The latest infographic from the ATM team tells a story about Hanoi, capital of Vietnam, and how it fares in its struggle to provide basic services for its people. The numbers and information in the infographic are a combination of secondary data from the World Bank, primary data from the ATM poverty profile survey, as well as information from interviews the team conducted in the field.
This infographic highlights the emerging issues that Hanoi’s poor must contend with. Although Vietnam’s GDP is growing and income levels among the poor are rising, it does not necessarily translate into improved access to services. There are several limitations to the government’s service provision capacity, which leads to things like a strict “poor list” of eligible households.

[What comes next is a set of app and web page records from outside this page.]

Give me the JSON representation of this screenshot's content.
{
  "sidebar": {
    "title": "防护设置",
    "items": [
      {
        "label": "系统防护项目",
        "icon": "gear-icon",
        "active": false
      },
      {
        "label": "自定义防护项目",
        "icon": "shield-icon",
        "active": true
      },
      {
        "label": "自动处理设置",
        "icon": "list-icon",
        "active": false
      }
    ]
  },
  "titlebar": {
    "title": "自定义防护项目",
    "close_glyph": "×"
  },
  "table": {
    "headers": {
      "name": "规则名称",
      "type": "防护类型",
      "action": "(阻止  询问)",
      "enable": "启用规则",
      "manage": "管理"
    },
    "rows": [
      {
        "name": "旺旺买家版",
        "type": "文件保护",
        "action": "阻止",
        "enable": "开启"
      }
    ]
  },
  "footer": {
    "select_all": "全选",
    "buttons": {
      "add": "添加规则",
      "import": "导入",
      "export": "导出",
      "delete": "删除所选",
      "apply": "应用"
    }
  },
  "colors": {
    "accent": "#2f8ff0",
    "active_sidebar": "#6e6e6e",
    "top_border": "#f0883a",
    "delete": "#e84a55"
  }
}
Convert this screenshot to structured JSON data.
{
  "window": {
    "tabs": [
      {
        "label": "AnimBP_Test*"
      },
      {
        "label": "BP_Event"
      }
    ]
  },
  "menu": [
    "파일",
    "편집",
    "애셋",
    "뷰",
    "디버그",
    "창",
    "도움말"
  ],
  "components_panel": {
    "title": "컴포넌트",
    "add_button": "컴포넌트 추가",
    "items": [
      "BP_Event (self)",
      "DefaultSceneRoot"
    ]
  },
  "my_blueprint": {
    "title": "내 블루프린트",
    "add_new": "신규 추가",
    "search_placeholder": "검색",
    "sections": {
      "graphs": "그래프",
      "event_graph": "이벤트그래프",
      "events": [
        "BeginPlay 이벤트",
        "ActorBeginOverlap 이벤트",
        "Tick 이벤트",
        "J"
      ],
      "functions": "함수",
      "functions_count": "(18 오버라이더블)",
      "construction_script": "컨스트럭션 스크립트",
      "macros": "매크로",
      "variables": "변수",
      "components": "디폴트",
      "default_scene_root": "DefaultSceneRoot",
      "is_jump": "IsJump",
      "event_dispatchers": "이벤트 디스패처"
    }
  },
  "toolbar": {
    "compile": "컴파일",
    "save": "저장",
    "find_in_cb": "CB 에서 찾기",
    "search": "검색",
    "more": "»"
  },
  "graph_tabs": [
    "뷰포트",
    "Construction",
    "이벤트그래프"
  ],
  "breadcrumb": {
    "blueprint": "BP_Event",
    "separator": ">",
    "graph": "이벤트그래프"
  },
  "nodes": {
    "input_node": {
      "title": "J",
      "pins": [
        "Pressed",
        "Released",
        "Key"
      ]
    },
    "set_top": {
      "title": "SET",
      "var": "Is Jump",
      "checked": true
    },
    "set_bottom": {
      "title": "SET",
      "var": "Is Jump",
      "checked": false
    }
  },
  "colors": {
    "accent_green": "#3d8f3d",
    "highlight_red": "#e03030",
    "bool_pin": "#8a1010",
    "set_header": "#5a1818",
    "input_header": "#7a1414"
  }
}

If you want to read more about poverty alleviation efforts in Hanoi, go to “Asian Trends Monitoring Bulletin 18: Empowering Hanoi’s Poor”, available online and as a PDF. In it, we discuss the different strategies for poverty alleviation that would be more effective in improving the lives of the poor without putting additional strain on the government budgets. We also conduct foresight analysis on the alternative futures of Hanoi, in order to help the people and planners in Hanoi decide what path they would like to take.
The international narrative on Manila paints the picture of a metropolis full of promise. Manila is the economic and political nucleus of a Philippines national economy that is at full throttle, with a gross domestic product (GDP) growth of 3.7% per annum and a GDP per capita of US$4,073 in 2011, adjusted for purchasing power parity. The country itself has a Human Development Index rank that is higher than its GNI per capita rank, implying that the Philippines is doing very well on non-income HDI indicators. Where the government leaves gaps in service delivery, often, a thriving civil society in Manila sets out to serve the needy. There is a plethora of non-government organisations operating in the various sectors of the city.
However, this growing megacity is not without its problems. Approximately 16.3 million people inhabit an area of only 38.55 square kilometres, which makes it the most densely populated city in the world. This density is highest in the poor areas of the city: people living in Manila’s slums have to cook, work, and share their lives with 72,000 other people per square kilometre. These people often have trouble obtaining access to the most basic amenities such as clean water, modern sanitation, and health care. Moreover, depressed housing conditions, lack of job opportunities and rampant inequality are worrying trends among Manila’s urban population.
Jakarta, Indonesia: capital of Southeast Asia’s largest democracy and the fourth most populous country in the world at 238 million (2011 data). Home to over 23 million people, the Greater Jakarta Area (Jabodetabek) is the largest megacity in Asia and the third largest in the world.
To outsiders, Jakarta is a shining example of Indonesia’s development. To businesses, it is a thriving market with a skilled labour force and skyrocketing consumption rates. To its middle class, it is a city that is still able to provide everything they need, despite stressful levels of congestion. But to its poor, Jakarta presents a very different picture.
Jakarta’s poor live in the scattered pockets of urban slums and witness a very different side of the city. To the poor, Jakarta is a city where basic services are out of reach and decent job opportunities are scarce. Despite their best efforts, they struggle even for minimum subsistence. How can a city growing so fast leave so many behind?